• _Brief_
All of the records must come back exactly. Please repeat them in full.

• _Provided records_
BEGIN
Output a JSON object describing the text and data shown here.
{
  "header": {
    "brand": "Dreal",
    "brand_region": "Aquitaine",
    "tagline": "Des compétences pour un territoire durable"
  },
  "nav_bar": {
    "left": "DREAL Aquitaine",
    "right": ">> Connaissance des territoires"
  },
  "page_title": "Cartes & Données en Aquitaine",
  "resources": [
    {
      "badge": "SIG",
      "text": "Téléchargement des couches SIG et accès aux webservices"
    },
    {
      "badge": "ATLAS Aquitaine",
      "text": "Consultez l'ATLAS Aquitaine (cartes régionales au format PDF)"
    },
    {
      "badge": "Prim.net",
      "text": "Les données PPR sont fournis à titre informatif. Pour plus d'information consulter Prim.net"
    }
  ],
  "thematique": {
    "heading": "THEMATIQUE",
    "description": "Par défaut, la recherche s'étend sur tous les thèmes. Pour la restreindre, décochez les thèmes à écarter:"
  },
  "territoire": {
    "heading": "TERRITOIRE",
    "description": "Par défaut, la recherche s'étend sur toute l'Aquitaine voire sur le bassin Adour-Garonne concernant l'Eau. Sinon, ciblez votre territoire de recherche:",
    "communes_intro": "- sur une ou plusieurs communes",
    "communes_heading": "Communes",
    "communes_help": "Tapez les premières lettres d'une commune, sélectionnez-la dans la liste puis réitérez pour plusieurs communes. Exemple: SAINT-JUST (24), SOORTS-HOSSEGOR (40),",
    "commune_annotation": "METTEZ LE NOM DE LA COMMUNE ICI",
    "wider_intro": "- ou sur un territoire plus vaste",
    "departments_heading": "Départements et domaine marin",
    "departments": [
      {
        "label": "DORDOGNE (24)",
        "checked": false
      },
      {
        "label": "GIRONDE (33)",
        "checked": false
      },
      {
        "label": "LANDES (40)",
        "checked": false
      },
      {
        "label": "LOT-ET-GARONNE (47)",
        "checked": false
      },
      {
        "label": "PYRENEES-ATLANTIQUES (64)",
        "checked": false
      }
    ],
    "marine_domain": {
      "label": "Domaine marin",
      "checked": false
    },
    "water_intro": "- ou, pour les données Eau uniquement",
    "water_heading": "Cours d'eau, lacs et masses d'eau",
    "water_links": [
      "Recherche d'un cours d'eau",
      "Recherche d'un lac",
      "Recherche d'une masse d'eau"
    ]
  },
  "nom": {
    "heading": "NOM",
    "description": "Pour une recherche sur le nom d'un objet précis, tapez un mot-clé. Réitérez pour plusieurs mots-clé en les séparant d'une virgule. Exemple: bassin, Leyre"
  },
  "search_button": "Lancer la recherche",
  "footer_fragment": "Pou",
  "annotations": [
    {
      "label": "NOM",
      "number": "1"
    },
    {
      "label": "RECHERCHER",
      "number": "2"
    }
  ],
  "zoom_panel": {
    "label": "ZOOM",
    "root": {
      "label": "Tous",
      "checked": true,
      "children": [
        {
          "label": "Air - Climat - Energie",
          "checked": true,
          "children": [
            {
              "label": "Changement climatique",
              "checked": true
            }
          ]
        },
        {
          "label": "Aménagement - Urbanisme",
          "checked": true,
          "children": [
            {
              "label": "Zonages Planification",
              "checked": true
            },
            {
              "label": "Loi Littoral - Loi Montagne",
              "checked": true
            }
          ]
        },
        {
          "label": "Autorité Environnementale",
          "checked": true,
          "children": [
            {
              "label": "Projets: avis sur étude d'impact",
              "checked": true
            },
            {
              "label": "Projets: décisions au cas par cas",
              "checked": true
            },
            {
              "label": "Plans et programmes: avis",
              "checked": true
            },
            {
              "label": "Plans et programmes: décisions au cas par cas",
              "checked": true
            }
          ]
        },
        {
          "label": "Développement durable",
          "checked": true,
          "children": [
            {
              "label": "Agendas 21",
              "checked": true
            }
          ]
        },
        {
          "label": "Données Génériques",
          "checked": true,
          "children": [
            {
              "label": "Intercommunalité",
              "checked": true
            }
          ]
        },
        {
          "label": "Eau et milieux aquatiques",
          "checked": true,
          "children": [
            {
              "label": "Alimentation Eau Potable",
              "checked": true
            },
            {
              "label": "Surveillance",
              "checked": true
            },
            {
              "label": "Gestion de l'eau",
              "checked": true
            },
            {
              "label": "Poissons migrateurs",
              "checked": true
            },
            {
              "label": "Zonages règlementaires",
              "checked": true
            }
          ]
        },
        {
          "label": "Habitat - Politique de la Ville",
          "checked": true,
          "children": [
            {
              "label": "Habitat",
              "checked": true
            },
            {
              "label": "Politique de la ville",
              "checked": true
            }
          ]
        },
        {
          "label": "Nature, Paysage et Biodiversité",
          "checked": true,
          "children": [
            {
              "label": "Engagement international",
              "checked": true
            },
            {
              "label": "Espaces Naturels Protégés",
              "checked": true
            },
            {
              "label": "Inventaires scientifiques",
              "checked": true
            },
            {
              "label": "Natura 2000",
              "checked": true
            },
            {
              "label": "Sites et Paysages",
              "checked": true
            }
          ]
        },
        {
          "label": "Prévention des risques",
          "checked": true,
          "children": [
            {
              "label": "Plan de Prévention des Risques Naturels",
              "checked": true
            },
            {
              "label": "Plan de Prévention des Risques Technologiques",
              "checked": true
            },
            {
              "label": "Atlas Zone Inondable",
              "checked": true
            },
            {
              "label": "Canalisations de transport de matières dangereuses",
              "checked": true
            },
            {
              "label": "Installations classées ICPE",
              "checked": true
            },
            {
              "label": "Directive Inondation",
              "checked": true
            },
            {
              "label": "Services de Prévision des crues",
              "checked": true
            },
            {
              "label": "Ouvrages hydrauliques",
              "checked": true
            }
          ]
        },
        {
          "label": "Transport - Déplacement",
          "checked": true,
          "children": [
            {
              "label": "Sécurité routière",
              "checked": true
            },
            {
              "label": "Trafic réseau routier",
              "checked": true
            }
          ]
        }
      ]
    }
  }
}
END
• _Your response_
Output a JSON object describing the text and data shown here.
{
  "header": {
    "brand": "Dreal",
    "brand_region": "Aquitaine",
    "tagline": "Des compétences pour un territoire durable"
  },
  "nav_bar": {
    "left": "DREAL Aquitaine",
    "right": ">> Connaissance des territoires"
  },
  "page_title": "Cartes & Données en Aquitaine",
  "resources": [
    {
      "badge": "SIG",
      "text": "Téléchargement des couches SIG et accès aux webservices"
    },
    {
      "badge": "ATLAS Aquitaine",
      "text": "Consultez l'ATLAS Aquitaine (cartes régionales au format PDF)"
    },
    {
      "badge": "Prim.net",
      "text": "Les données PPR sont fournis à titre informatif. Pour plus d'information consulter Prim.net"
    }
  ],
  "thematique": {
    "heading": "THEMATIQUE",
    "description": "Par défaut, la recherche s'étend sur tous les thèmes. Pour la restreindre, décochez les thèmes à écarter:"
  },
  "territoire": {
    "heading": "TERRITOIRE",
    "description": "Par défaut, la recherche s'étend sur toute l'Aquitaine voire sur le bassin Adour-Garonne concernant l'Eau. Sinon, ciblez votre territoire de recherche:",
    "communes_intro": "- sur une ou plusieurs communes",
    "communes_heading": "Communes",
    "communes_help": "Tapez les premières lettres d'une commune, sélectionnez-la dans la liste puis réitérez pour plusieurs communes. Exemple: SAINT-JUST (24), SOORTS-HOSSEGOR (40),",
    "commune_annotation": "METTEZ LE NOM DE LA COMMUNE ICI",
    "wider_intro": "- ou sur un territoire plus vaste",
    "departments_heading": "Départements et domaine marin",
    "departments": [
      {
        "label": "DORDOGNE (24)",
        "checked": false
      },
      {
        "label": "GIRONDE (33)",
        "checked": false
      },
      {
        "label": "LANDES (40)",
        "checked": false
      },
      {
        "label": "LOT-ET-GARONNE (47)",
        "checked": false
      },
      {
        "label": "PYRENEES-ATLANTIQUES (64)",
        "checked": false
      }
    ],
    "marine_domain": {
      "label": "Domaine marin",
      "checked": false
    },
    "water_intro": "- ou, pour les données Eau uniquement",
    "water_heading": "Cours d'eau, lacs et masses d'eau",
    "water_links": [
      "Recherche d'un cours d'eau",
      "Recherche d'un lac",
      "Recherche d'une masse d'eau"
    ]
  },
  "nom": {
    "heading": "NOM",
    "description": "Pour une recherche sur le nom d'un objet précis, tapez un mot-clé. Réitérez pour plusieurs mots-clé en les séparant d'une virgule. Exemple: bassin, Leyre"
  },
  "search_button": "Lancer la recherche",
  "footer_fragment": "Pou",
  "annotations": [
    {
      "label": "NOM",
      "number": "1"
    },
    {
      "label": "RECHERCHER",
      "number": "2"
    }
  ],
  "zoom_panel": {
    "label": "ZOOM",
    "root": {
      "label": "Tous",
      "checked": true,
      "children": [
        {
          "label": "Air - Climat - Energie",
          "checked": true,
          "children": [
            {
              "label": "Changement climatique",
              "checked": true
            }
          ]
        },
        {
          "label": "Aménagement - Urbanisme",
          "checked": true,
          "children": [
            {
              "label": "Zonages Planification",
              "checked": true
            },
            {
              "label": "Loi Littoral - Loi Montagne",
              "checked": true
            }
          ]
        },
        {
          "label": "Autorité Environnementale",
          "checked": true,
          "children": [
            {
              "label": "Projets: avis sur étude d'impact",
              "checked": true
            },
            {
              "label": "Projets: décisions au cas par cas",
              "checked": true
            },
            {
              "label": "Plans et programmes: avis",
              "checked": true
            },
            {
              "label": "Plans et programmes: décisions au cas par cas",
              "checked": true
            }
          ]
        },
        {
          "label": "Développement durable",
          "checked": true,
          "children": [
            {
              "label": "Agendas 21",
              "checked": true
            }
          ]
        },
        {
          "label": "Données Génériques",
          "checked": true,
          "children": [
            {
              "label": "Intercommunalité",
              "checked": true
            }
          ]
        },
        {
          "label": "Eau et milieux aquatiques",
          "checked": true,
          "children": [
            {
              "label": "Alimentation Eau Potable",
              "checked": true
            },
            {
              "label": "Surveillance",
              "checked": true
            },
            {
              "label": "Gestion de l'eau",
              "checked": true
            },
            {
              "label": "Poissons migrateurs",
              "checked": true
            },
            {
              "label": "Zonages règlementaires",
              "checked": true
            }
          ]
        },
        {
          "label": "Habitat - Politique de la Ville",
          "checked": true,
          "children": [
            {
              "label": "Habitat",
              "checked": true
            },
            {
              "label": "Politique de la ville",
              "checked": true
            }
          ]
        },
        {
          "label": "Nature, Paysage et Biodiversité",
          "checked": true,
          "children": [
            {
              "label": "Engagement international",
              "checked": true
            },
            {
              "label": "Espaces Naturels Protégés",
              "checked": true
            },
            {
              "label": "Inventaires scientifiques",
              "checked": true
            },
            {
              "label": "Natura 2000",
              "checked": true
            },
            {
              "label": "Sites et Paysages",
              "checked": true
            }
          ]
        },
        {
          "label": "Prévention des risques",
          "checked": true,
          "children": [
            {
              "label": "Plan de Prévention des Risques Naturels",
              "checked": true
            },
            {
              "label": "Plan de Prévention des Risques Technologiques",
              "checked": true
            },
            {
              "label": "Atlas Zone Inondable",
              "checked": true
            },
            {
              "label": "Canalisations de transport de matières dangereuses",
              "checked": true
            },
            {
              "label": "Installations classées ICPE",
              "checked": true
            },
            {
              "label": "Directive Inondation",
              "checked": true
            },
            {
              "label": "Services de Prévision des crues",
              "checked": true
            },
            {
              "label": "Ouvrages hydrauliques",
              "checked": true
            }
          ]
        },
        {
          "label": "Transport - Déplacement",
          "checked": true,
          "children": [
            {
              "label": "Sécurité routière",
              "checked": true
            },
            {
              "label": "Trafic réseau routier",
              "checked": true
            }
          ]
        }
      ]
    }
  }
}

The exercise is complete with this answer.